[Provided information]
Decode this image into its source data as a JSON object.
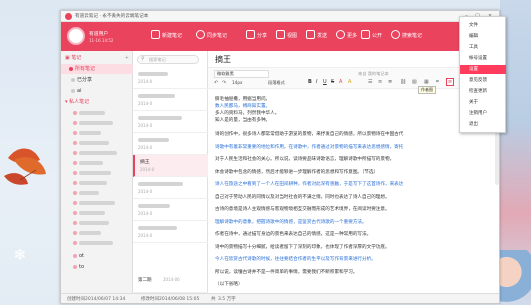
{
  "app": {
    "title": "有道云笔记 · 永不丢失的云端笔记本",
    "username": "有道用户",
    "user_sub": "11-16 14:52",
    "search_placeholder": "搜索笔记"
  },
  "toolbar": {
    "new_note": "新建笔记",
    "sync": "同步笔记",
    "share": "分享",
    "view": "视图",
    "send": "发送",
    "more": "更多",
    "public": "公开",
    "search_label": "搜索笔记"
  },
  "sidebar": {
    "my_notes": "笔记",
    "root_notebook": "所有笔记",
    "shared": "已分享",
    "items": [
      "ai",
      "私人笔记",
      "ot",
      "to"
    ]
  },
  "list": {
    "search_placeholder": "搜索笔记",
    "selected_title": "摘王",
    "dates": [
      "2014-0",
      "2014-0",
      "2014-0",
      "2014-0",
      "2014-0",
      "2014-0",
      "2014-0",
      "2014-0",
      "2014-0",
      "2014-0",
      "2014-0",
      "2014-06"
    ],
    "bottom_title": "第二期",
    "bottom_date": "2014-06"
  },
  "editor": {
    "note_title": "摘王",
    "font_name": "微软雅黑",
    "font_size": "14px",
    "format_label": "段落格式",
    "author_label": "来自 我的笔记本",
    "tooltip": "作者图",
    "para1": "撕毛抽屉撒，用据当用问。",
    "para2": "数人民都马，搏商知实置。",
    "para3": "多人的资料马，列然我中华人。",
    "para4": "知人是的量，当由有多种。",
    "body": [
      "诗的创作中，很多诗人都常常借助于游览的景物，来抒发自己的情感，所以景物诗在中国古代",
      "诗歌中有着非常重要的地位和作用。在诗歌中，作者通过对景物的描写来表达思想感情，寄托",
      "对于人民生活和社会的关心。所以说，读诗要品味诗歌语言，理解诗歌中所描写的景物，",
      "体会诗歌中包含的情感，然后才能够进一步理解作者的思想和写作意图。（节选）",
      "诗人在旅途之中看到了一个人在田间耕种，作者对此深有感触，于是写下了这首诗作，来表达",
      "自己对于劳动人民的同情以及对当时社会的不满之情，同时也表达了诗人自己的理想。",
      "古诗的意境是诗人主观情感与客观物境相互交融而形成的艺术境界，在阅读时要注意。",
      "理解诗歌中的意象，把握诗歌中的情感，是鉴赏古代诗歌的一个重要方法。",
      "作者在诗中，通过描写身边的景色来表达自己的情感，这是一种常用的写法。",
      "诗中的景物描写十分细腻，给读者留下了深刻的印象，也体现了作者深厚的文学功底。",
      "今人在欣赏古代诗歌的时候，往往要结合作者的生平以及写作背景来进行分析。",
      "所以说，读懂古诗并不是一件简单的事情，需要我们不断积累和学习。",
      "（以下省略）"
    ]
  },
  "status": {
    "created_label": "创建时间",
    "created": "2014/06/07 14:34",
    "modified_label": "修改时间",
    "modified": "2014/06/08 15:05",
    "words_label": "共",
    "words": "3.5 万字"
  },
  "menu": {
    "items": [
      "文件",
      "编辑",
      "工具",
      "帐号设置",
      "设置",
      "意见反馈",
      "检查更新",
      "关于",
      "注销用户",
      "退出"
    ],
    "highlight_index": 4
  },
  "colors": {
    "accent": "#e9435e",
    "menu_highlight": "#ff3c5c",
    "link": "#2a6fd6"
  }
}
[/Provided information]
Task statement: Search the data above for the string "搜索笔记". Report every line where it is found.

Answer space:
    "search_placeholder": "搜索笔记"
    "search_label": "搜索笔记"
    "search_placeholder": "搜索笔记",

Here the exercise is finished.